Green Chemistry at Teva api – Our R&D team’s initiative to making an environmental impact

Last year, Teva api’s R&D leadership team got together to brainstorm about what could be done on a departmental level to make a substantial environmental impact. As a result of this meeting, a new “community” was formed called the R&D Green Community, and over the last year it has established many initiatives.  

The mission of the community is to identify and propose actions, technologies, and initiatives – within both the global and local sphere – aimed at reducing the environmental impact of activities performed in the Teva api R&D department. It also aims to promote a green culture within the department and create value out of green initiatives.  

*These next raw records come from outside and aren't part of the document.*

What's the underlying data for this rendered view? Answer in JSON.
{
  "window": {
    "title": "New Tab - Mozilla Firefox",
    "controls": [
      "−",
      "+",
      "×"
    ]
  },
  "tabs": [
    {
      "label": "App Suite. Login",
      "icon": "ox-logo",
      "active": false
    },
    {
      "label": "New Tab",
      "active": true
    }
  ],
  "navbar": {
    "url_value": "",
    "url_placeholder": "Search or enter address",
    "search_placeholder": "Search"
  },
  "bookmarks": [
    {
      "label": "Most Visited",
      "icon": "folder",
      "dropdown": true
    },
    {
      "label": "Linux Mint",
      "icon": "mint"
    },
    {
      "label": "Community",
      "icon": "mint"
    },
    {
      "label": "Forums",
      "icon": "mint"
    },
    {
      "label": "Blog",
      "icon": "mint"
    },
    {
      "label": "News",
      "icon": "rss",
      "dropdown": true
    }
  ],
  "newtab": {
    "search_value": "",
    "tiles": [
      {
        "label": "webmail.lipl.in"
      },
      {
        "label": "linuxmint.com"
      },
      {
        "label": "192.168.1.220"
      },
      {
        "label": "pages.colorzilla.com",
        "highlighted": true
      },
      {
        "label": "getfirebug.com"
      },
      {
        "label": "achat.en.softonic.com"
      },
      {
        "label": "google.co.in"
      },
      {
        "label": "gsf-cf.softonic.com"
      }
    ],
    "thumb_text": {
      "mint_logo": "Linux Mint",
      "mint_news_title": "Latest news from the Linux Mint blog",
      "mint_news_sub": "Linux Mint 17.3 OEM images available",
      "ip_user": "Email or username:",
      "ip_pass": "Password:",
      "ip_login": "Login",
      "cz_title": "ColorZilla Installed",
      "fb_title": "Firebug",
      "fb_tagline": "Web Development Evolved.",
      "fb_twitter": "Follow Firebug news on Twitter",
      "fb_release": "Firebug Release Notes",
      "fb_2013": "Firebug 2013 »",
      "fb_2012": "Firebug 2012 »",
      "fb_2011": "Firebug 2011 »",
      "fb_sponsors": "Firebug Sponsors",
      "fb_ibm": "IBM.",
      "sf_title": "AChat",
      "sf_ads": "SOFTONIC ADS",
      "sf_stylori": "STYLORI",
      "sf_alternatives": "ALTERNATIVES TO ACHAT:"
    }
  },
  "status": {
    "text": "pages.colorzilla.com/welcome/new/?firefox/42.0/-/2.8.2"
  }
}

Four distinct groups were created as part of the community, to tackle four different areas: 


The energy group aims to improve energy efficiency in the labs and pilot plants. It maps how the energy is being used and finds opportunities where the team can decrease energy consumption and where older technologies can be changed with newer, more modern technologies.  

For example, optimization of HVAC systems, conversion of Diesel based generators into dual mode with 70 % Piped Natural Gas and 30 % High Speed Diesel (HSD), reviewing the possibility of changing florescent lights to LED ones, replacing old refrigerators and freezers & replacement of R22 refrigerant, changing fume hoods that aren’t well-regulated, and working out how to utilize excess energy elsewhere.  


The technology group evaluates existing technologies, and suggests new technologies, solvents and catalysts. Examples of this in action are the use of continuous manufacturing in chemical processes and the successful implementation at GMP scale.  

The group also looks at water usage in the department and evaluates how to minimize or replace water. Their work has led to the installation of a centrally cooled glycol circuit (-15 to -8°C) for cooling small laboratory equipment such as evaporator coolers and EasyMax’s reactors to replace use of water-cooled thermostats.  

The below image illustrates the benefit of applying a technology where the products are manufactured in a continuous manner without isolation, thus reducing the effluent load on environment. The upper image shows traditional round flasks producing high effluent load which causes environmental issues. The lower image shows a continuous tube where, without isolation and without creating an effluent burden on the environment, production can occur.   

Source: Cambié, Dario, et al. “Applications of Continuous-Flow Photochemistry in Organic Synthesis, Material Science, and Water Treatment.” Chemical Reviews, vol. 116, no. 17

        3. Metrics  

This group has developed a computational tool for sustainability evaluation. The tool quantitively assesses the greenness and sustainability of a chemical process and gives a sustainability score between 1 and 100. 

Below shows what the scores reflect. 

The score considers multiple elements, including PMI, solvent selection, energy consumption, toxicity of materials, safety, atom economy, and process risks. 

Its aim is to enable chemists to make greener choices and to design chemical processes with improved efficiency and a lower environmental impact.   

Here is an example of a sustainability score evaluation for the amide formation reaction: 

        4.Value and Proposition  

This group works on networking, sustainability initiatives, and finding collaborations in and out of the organization.  

One such initiative is the Greeny award, a new annual award that encourages sustainability in the research and development facilities of Teva api R&D. The award is given to those who minimize or eliminate the environmental impact of processes in the R&D department, while also promoting a culture of greenness. It’s a celebration of innovation and creativity. 

Well done Teva api R&D team on this meaningful initiative! We hope you continue to make a significant environmental impact going forward into 2024.